I kept my door open. You came to chat every couple of days. Too often I had to end those conversations early — I had meetings or deadlines to meet. But other times we relaxed, I closed the door, we talked about the strangeness of living in a white-washed town. I admitted to you once that my boyfriend noticed how, when I first moved here, people stared when I walked down the street. He told me, “They’re just not used to seeing someone so beautiful.” You laughed. You got the punchline. Sweet of him to replace “dark” with “beautiful.”
“Do clerks follow you in grocery stores here?” you asked. “I’m a woman,” I replied. We laughed again, then got serious. It wasn’t that funny. I wonder, is it because I’m a woman that I appear less threatening or because these days I’m fairer skinned?
The endless cloud-cover does wonders for blending in.

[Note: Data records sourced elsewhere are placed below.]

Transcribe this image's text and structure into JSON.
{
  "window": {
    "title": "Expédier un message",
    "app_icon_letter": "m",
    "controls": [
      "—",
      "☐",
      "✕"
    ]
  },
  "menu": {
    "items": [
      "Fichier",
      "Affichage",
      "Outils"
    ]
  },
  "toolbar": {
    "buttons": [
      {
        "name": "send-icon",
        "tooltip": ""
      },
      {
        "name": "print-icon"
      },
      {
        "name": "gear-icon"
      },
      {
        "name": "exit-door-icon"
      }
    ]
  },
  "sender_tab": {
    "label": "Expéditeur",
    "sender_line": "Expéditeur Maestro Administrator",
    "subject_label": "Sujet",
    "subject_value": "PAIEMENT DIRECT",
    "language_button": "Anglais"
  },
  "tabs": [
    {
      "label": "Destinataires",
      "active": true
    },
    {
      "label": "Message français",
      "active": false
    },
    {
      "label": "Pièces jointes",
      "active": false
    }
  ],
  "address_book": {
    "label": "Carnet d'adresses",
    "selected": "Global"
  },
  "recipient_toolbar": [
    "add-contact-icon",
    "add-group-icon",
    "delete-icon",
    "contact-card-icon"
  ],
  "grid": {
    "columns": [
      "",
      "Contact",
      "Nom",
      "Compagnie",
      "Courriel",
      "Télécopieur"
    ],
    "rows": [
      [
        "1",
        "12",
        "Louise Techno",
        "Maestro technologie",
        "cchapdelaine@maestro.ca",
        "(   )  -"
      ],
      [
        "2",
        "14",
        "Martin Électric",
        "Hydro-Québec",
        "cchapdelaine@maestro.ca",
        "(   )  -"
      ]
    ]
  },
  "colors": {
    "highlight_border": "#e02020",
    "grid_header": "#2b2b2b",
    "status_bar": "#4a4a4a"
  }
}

To my colleagues at that university in the Pacific Northwest: Let’s start here: I love you guys. No, really. I love you! You’re so good to me, so supportive. You think I’m the best thing since Spam. But I have to level: I am not looking forward to returning after my yearlong leave. It is HARD to be the only person of color in the classroom. When I talk about race, the students stare at me like I’ve told them aliens landed. If there’s one or two students of color in the classroom — because it’s never more than two — I am afraid the others are staring them. I fear that when I lecture on marked and unmarked characters, language, acculturation, unacknowledged prejudice, stereotypes, history — like, the whole darn history of this country/ever — I’m putting a big arrow over these two students’ heads. I go back to wishing I was the sole POC in the room. At least then the arrow could stay over me.

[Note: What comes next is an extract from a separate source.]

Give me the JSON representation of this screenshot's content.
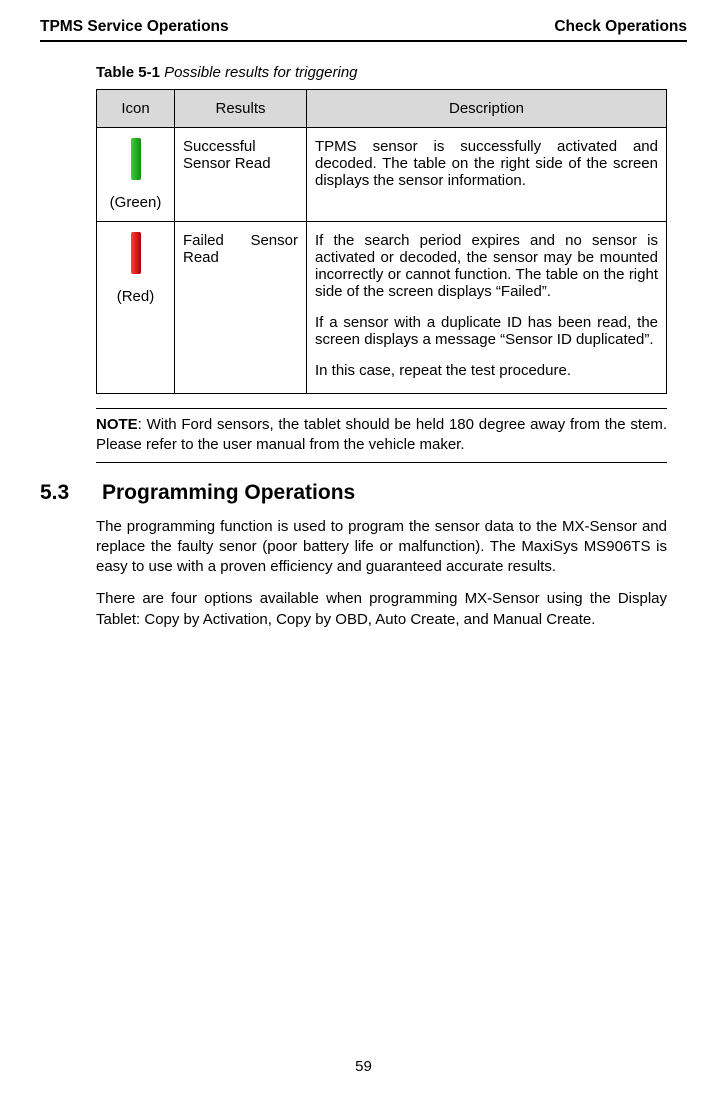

Our students are great at talking about gender and sexuality. They are deeply sensitive to economic privilege. But they are ignorant at best, resentful at most, when it comes to anything that has to do with black and brown bodies or histories.
I muddle through. I have two fellow colleagues of color in the department. No, wait, make that one. The university failed to retain the other.
To the white women at that academic conference: Stop talking about the emotional work of what you teach. I get that The Fault in Our Stars is about cancer, and cancer is sad. I feel sad about cancer. But cancer is an easy enemy. You know what’s not an easy enemy? Covert racism. White privilege. Fear of non-whites. Exoticism. Gender bias in academia. The extra emotional work I do as faculty of color — and the fact that this isn’t recognized as part of my service. Assumptions about tokenism. (No, I’m not on fellowship this year because I write about brown people stuff. I’m on leave because I’m awesome.) The fact that I have to remind myself I’m awesome and not just brown.
To my “Rainbow Coalition” in Boston: Thank you. Thank you for being tough. Thank you for being honest. Thank you for modeling to me how to move through the world in your own beautiful bodies. Thank you for offering to mentor. Thank you for listening to my thoughts. Thank you for your laughter. Thank you for helping me feel big when I felt really really small. Thank you for sharing with me how you teach. Thank you for those times you’ve said, "No, you are not crazy, that really happened how you think it happened." Thank you for a year of restoration, and as I get ready to leave the safe space of our weekly lunches and impromptu cocktail parties and dinners and general being-together-ness, I’m scared not to have you right there. But, like, I’ve got you on speed-dial, okay?
Kristiana Kahakauwila is a 2015-16 Fellow at Harvard's Radcliffe Institute of Advanced Study and an assistant professor of creative writing at Western Washington University. Her debut, This is Paradise: Stories, was a selection of the Barnes & Noble Discover Great New Writers program. At present she is working on a historical novel, a multigenerational family saga set against the fight for water and native rights on the Hawaiian island of Maui.